Philadelphia’s Diverse Artistic Heritage
WCU Museum of Anthropology & Archaeology’s Director, Michael A. Di Giovine joins Professor Emeritus of Art John Baker, and student co-curators Virginia Vintson and Harrison Warren, in a discussion of the rich artistic heritage of Philadelphia while they tour the Beyond the Bell Exhibition. They are joined by several of the artists represented in the exhibition, including Diane Keller, Sue Cheng, Diana Larisgoitia and Ana Vizcarra Rankin, who discuss the influences Philadelphia’s diverse communities have had on their work.
The Musical Heritage of Philadelphia
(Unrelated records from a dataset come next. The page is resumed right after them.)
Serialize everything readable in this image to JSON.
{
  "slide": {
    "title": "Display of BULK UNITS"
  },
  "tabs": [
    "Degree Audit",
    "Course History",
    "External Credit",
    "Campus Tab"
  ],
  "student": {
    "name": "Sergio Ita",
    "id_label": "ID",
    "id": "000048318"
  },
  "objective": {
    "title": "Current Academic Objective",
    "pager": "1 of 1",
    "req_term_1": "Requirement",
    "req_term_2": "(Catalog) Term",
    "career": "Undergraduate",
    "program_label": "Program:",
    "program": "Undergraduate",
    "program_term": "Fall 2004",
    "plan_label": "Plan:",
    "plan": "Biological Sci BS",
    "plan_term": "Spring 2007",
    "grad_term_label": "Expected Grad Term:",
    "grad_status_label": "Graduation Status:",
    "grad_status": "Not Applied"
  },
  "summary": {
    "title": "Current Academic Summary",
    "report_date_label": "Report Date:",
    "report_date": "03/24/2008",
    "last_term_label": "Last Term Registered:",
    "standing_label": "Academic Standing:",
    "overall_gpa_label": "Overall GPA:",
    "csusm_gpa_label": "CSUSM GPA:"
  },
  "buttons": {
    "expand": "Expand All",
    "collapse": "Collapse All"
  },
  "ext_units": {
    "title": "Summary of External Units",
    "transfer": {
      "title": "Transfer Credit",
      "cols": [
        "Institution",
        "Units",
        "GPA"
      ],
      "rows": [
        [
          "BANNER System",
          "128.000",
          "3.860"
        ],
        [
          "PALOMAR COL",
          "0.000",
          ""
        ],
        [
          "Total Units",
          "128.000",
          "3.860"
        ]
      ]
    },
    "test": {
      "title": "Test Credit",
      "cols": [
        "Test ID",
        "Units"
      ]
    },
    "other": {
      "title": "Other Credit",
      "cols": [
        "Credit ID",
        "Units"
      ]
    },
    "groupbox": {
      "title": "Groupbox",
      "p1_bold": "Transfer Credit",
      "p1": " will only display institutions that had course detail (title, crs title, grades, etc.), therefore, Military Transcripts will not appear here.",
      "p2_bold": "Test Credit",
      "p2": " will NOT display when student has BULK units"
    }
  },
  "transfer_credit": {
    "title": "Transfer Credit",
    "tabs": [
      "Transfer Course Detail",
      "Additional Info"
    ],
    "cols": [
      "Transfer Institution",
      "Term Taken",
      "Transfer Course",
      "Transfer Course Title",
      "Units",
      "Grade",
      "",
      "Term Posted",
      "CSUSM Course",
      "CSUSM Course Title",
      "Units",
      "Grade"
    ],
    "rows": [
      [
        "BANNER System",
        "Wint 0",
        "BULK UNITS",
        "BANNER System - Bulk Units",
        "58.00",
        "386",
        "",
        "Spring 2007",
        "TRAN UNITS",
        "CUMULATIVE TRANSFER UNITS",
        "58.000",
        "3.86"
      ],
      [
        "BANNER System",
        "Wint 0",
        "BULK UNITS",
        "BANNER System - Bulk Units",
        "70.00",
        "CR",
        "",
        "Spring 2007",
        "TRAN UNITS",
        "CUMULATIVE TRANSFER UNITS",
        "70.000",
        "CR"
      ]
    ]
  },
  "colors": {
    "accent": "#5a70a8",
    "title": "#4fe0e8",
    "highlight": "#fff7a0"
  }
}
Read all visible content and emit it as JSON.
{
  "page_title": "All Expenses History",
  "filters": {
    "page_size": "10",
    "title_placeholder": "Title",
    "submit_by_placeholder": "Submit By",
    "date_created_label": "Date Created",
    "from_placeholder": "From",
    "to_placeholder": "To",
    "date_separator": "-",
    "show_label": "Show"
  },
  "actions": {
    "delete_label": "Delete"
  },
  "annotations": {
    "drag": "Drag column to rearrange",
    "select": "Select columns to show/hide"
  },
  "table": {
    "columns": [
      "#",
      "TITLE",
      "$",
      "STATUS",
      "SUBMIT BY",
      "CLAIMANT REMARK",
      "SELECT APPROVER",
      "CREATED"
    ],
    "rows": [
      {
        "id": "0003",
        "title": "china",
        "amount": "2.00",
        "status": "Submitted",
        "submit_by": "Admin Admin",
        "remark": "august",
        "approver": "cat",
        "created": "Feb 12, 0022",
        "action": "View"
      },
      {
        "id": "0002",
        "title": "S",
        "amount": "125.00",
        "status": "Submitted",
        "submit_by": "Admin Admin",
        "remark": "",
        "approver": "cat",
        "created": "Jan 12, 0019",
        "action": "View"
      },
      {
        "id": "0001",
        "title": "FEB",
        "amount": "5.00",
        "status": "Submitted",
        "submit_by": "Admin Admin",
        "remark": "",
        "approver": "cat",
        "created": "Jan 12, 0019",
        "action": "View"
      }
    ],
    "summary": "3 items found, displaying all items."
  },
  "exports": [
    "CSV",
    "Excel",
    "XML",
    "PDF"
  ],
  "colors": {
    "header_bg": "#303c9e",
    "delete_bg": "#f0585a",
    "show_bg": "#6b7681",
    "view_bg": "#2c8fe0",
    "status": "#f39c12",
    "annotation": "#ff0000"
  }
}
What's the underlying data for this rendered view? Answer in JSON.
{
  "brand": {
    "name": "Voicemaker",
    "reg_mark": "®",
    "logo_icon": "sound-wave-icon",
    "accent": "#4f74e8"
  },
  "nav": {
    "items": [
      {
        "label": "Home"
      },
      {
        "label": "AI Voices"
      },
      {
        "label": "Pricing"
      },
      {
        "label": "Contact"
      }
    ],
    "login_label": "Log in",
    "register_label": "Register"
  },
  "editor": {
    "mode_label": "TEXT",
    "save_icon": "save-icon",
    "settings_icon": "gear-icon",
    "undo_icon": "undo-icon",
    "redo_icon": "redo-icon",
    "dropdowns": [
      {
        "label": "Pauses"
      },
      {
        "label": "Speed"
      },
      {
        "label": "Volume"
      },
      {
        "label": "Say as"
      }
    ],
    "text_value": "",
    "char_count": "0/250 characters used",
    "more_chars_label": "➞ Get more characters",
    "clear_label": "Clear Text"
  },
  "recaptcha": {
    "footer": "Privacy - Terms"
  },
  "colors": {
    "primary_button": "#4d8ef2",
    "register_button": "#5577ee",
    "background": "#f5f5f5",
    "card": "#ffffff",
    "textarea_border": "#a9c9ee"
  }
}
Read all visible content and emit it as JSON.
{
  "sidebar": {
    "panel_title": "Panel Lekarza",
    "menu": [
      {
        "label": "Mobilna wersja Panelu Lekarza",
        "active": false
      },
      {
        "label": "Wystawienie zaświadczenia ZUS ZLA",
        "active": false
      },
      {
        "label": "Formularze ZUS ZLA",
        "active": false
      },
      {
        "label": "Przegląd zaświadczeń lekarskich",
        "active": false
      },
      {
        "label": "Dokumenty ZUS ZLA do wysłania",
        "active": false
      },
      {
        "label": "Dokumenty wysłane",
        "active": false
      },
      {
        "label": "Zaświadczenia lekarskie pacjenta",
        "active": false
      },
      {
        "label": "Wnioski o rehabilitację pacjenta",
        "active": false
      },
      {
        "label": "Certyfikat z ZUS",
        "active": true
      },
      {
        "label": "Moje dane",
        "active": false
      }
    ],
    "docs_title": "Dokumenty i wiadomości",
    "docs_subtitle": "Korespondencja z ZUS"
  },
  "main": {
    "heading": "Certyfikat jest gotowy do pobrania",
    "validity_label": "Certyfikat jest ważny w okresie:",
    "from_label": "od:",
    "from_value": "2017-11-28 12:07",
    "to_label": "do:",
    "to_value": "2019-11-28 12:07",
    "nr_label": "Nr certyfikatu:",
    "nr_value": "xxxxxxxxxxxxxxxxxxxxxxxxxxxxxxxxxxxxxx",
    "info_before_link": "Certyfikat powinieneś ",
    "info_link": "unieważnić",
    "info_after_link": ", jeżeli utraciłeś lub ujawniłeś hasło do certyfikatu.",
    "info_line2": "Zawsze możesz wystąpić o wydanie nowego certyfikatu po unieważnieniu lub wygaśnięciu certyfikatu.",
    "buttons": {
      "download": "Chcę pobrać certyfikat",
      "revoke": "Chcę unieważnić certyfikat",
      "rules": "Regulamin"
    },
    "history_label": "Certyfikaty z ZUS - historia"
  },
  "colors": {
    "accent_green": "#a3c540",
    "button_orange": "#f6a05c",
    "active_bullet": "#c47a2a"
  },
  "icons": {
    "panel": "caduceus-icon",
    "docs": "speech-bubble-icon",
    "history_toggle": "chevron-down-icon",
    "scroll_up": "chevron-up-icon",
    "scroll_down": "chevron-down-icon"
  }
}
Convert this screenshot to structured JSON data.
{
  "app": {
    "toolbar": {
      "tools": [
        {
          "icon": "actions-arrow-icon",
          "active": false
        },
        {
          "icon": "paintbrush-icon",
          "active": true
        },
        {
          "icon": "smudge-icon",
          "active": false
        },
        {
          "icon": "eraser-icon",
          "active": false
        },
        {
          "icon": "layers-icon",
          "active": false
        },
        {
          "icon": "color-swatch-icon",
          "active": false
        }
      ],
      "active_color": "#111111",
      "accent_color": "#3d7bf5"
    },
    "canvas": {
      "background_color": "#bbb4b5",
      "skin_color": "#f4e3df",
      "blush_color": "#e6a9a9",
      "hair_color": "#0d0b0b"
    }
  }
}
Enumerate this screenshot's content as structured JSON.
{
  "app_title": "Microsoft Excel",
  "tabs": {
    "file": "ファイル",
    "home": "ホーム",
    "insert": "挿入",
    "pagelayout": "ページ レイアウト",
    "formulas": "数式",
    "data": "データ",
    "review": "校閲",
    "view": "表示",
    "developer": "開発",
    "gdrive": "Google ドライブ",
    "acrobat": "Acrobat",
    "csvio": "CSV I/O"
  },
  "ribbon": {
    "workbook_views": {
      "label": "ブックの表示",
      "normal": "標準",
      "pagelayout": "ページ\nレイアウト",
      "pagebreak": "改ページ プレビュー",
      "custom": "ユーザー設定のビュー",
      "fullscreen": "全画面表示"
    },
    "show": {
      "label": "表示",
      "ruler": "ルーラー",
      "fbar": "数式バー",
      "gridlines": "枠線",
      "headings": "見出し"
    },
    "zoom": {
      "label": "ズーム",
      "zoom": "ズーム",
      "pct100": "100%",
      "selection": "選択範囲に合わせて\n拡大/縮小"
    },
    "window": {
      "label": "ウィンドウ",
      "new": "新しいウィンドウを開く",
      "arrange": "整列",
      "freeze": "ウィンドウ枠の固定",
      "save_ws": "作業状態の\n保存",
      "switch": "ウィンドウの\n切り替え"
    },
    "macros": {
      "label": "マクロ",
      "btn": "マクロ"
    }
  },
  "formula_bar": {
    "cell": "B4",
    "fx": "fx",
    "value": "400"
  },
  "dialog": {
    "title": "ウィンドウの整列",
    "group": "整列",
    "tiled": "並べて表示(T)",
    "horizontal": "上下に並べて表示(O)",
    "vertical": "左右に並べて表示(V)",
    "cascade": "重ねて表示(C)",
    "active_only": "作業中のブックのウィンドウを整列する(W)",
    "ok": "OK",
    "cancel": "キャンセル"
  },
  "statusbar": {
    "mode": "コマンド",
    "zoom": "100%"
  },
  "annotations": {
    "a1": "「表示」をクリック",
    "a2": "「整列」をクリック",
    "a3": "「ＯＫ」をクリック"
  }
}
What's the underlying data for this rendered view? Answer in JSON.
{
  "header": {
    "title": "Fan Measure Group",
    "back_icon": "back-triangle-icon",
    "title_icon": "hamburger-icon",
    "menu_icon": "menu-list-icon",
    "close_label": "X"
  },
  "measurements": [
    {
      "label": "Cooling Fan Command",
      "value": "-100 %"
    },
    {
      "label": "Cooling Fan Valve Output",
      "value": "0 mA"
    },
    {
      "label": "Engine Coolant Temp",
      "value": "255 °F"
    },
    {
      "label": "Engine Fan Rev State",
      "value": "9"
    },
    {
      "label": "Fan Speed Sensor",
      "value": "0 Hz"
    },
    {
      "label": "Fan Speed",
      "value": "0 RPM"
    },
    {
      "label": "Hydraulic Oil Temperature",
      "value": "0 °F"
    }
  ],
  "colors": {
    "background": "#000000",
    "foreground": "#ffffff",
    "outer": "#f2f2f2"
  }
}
Student co-curators Alden Ritchey, Virginia Vintson, and Kathleen Dick; music graduate student Megan DiCamillo; Museum Director Michael A. Di Giovine; Dean Chris Hanning of the Wells School of Music; and Associate Professor of Music History Ha Young (Heidi) Lee discuss the rich musical heritage of Philadelphia and its many diverse communities as they explore the rare artifacts in the Museum of Anthropology and Archaeology’s exhibition, Beyond the Bell.
Remembering the Legacy of Slavery, ‘Lest We Forget’, with Gwen Ragsdale
Using her rare collection as a guide, Gwen Ragsdale, Executive Director of the Lest We Forget Museum of Slavery, discusses how different the coming-to-America experience was for millions of enslaved Africans. Museum Director Michael A. Di Giovine also discuss West Chester University’s connection to the abolitionist movement, showing Frederick Douglass’ autographed copy of his autobiography.
Ethnic Groups in Philadelphia, “The Workshop of the World”
Museum of Anthropology and Archaeology Director Michael A. Di Giovine and graduate student co-curator Virginia Vintson discuss Philadelphia’s ethnic communities with Professor of History Anne Krulikowski as they tour the museum’s newest exhibition, Beyond the Bell: Philadelphia’s Global Heritage.
A Conversation with Artist Ana Vizcarra Rankin, “Maps, Migration and Darkness”
Philadelphia-based artist AV Rankin discusses her work in a public lecture at West Chester University. Titled, "Maps, Migration and Darkness: Rewilding our Visual Language as a Method of Decolonization," the talk challenges us to think about how we present and map out our surroundings. Co-sponsored by WCU's Anthropology Club, Museum of Anthropology & Archaeology, Institute on Race and Ethnic Studies, and the Department of Art + Design.